Alireza Mansouri, Shervin Taslimi, Aram Abbasian, Jetan H. Badhiwala, Muhammad Ali Akbar, Naif M. Alotaibi, Saleh A. Almenawer, Alexander G. Weil, Aria Fallah, Lionel Carmant, and George M. Ibrahim
The aim of this study was to describe the current state of epilepsy surgery and establish estimates of seizure outcomes following surgery for medically intractable epilepsy (MIE) in low- and middle-income countries (LMICs).

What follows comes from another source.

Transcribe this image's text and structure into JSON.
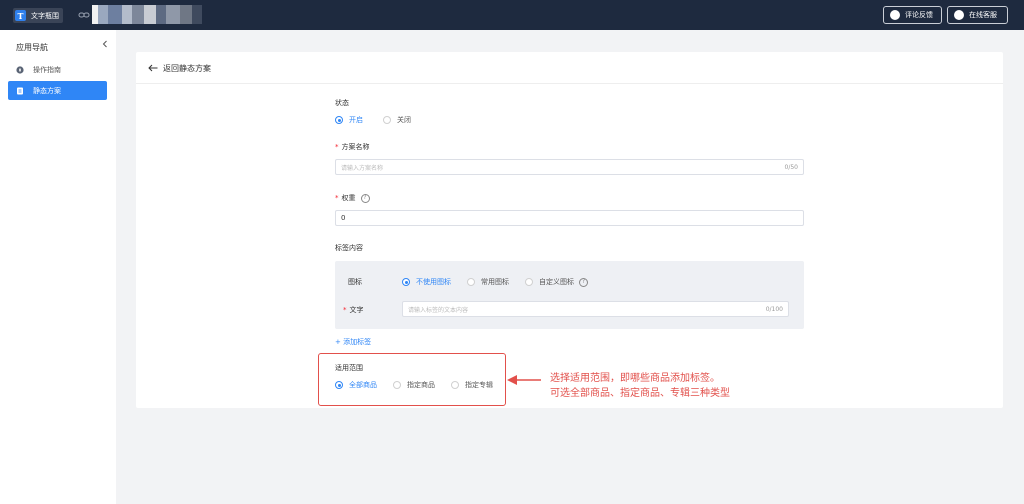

The MEDLINE and Embase databases were searched without publication date restriction. This search was supplemented by a manual screen of key epilepsy and neurosurgical journals (January 2005 to December 2016). Studies that reported outcomes for at least 10 patients of any age undergoing surgery for MIE in LMICs over a defined follow-up period were included. A meta-analysis with a random-effects model was performed in accordance with the PRISMA (Preferred Reporting Items for Systematic Reviews and Meta-Analyses) statement and MOOSE (Meta-analysis of Observational Studies in Epidemiology) guidelines. Pooled estimates of seizure freedom and favorable seizure outcomes following anterior temporal lobectomy with or without amygdalohippocampectomy (ATL ± AH) were reported.

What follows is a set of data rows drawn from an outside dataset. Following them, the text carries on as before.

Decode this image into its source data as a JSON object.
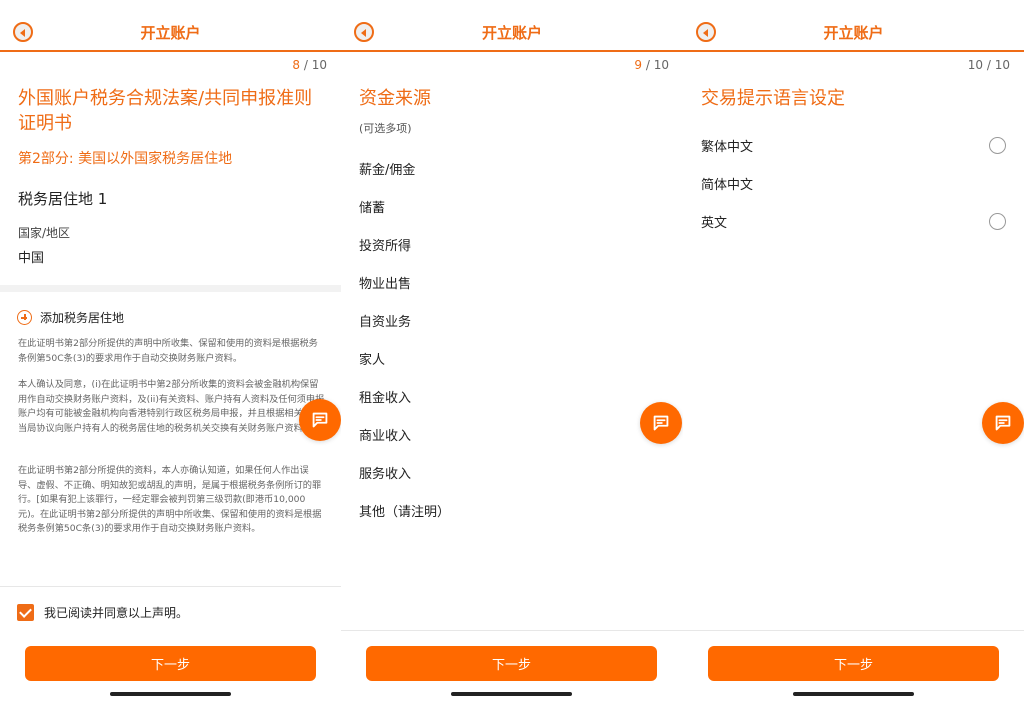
{
  "app_title": "开立账户",
  "screens": [
    {
      "page_current": "8",
      "page_total": "/ 10",
      "progress_pct": 80,
      "heading": "外国账户税务合规法案/共同申报准则证明书",
      "subheading": "第2部分: 美国以外国家税务居住地",
      "residence_title": "税务居住地 1",
      "country_label": "国家/地区",
      "country_value": "中国",
      "add_residence": "添加税务居住地",
      "para1": "在此证明书第2部分所提供的声明中所收集、保留和使用的资料是根据税务条例第50C条(3)的要求用作于自动交换财务账户资料。",
      "para2": "本人确认及同意，(i)在此证明书中第2部分所收集的资料会被金融机构保留用作自动交换财务账户资料，及(ii)有关资料、账户持有人资料及任何须申报账户均有可能被金融机构向香港特别行政区税务局申报，并且根据相关主管当局协议向账户持有人的税务居住地的税务机关交换有关财务账户资料。",
      "para3": "在此证明书第2部分所提供的资料，本人亦确认知道，如果任何人作出误导、虚假、不正确、明知故犯或胡乱的声明，是属于根据税务条例所订的罪行。[如果有犯上该罪行，一经定罪会被判罚第三级罚款(即港币10,000元)。在此证明书第2部分所提供的声明中所收集、保留和使用的资料是根据税务条例第50C条(3)的要求用作于自动交换财务账户资料。",
      "agree_text": "我已阅读并同意以上声明。",
      "next_label": "下一步"
    },
    {
      "page_current": "9",
      "page_total": "/ 10",
      "progress_pct": 90,
      "heading": "资金来源",
      "subheading": "(可选多项)",
      "items": [
        "薪金/佣金",
        "储蓄",
        "投资所得",
        "物业出售",
        "自资业务",
        "家人",
        "租金收入",
        "商业收入",
        "服务收入",
        "其他（请注明）"
      ],
      "next_label": "下一步"
    },
    {
      "page_current": "10",
      "page_total": "/ 10",
      "progress_pct": 100,
      "heading": "交易提示语言设定",
      "options": [
        {
          "label": "繁体中文",
          "selected": false
        },
        {
          "label": "简体中文",
          "selected": true
        },
        {
          "label": "英文",
          "selected": false
        }
      ],
      "next_label": "下一步"
    }
  ],
  "colors": {
    "accent": "#ef6c16",
    "button": "#ff6900"
  },
  "icons": {
    "back": "back-circle-icon",
    "chat": "chat-bubble-icon",
    "add": "plus-circle-icon",
    "check": "checkbox-checked-icon"
  }
}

Twenty studies were selected, of which 16 were from Asian centers. The average age at surgery in all studies was less than 30 years, and the average preoperative duration of epilepsy ranged from 3 to 16.1 years. Mesial temporal sclerosis accounted for 437 of 951 described pathologies, and 1294 of the 1773 procedures were ATL ± AH. Based on 7 studies (646 patients) the pooled seizure freedom estimate following ATL ± AH was 68% (95% CI 55%–82%). Based on 8 studies (1096 patients), the pooled estimate for favorable seizure outcomes was 79% (95% CI 74%–85%).
Surgery for MIE in LMICs shows a high percentage of seizure freedom and favorable outcomes. These findings call for a concerted global effort to improve timely access to surgery for MIE patients in these regions, including investments aimed at refining existing and establishing additional centers.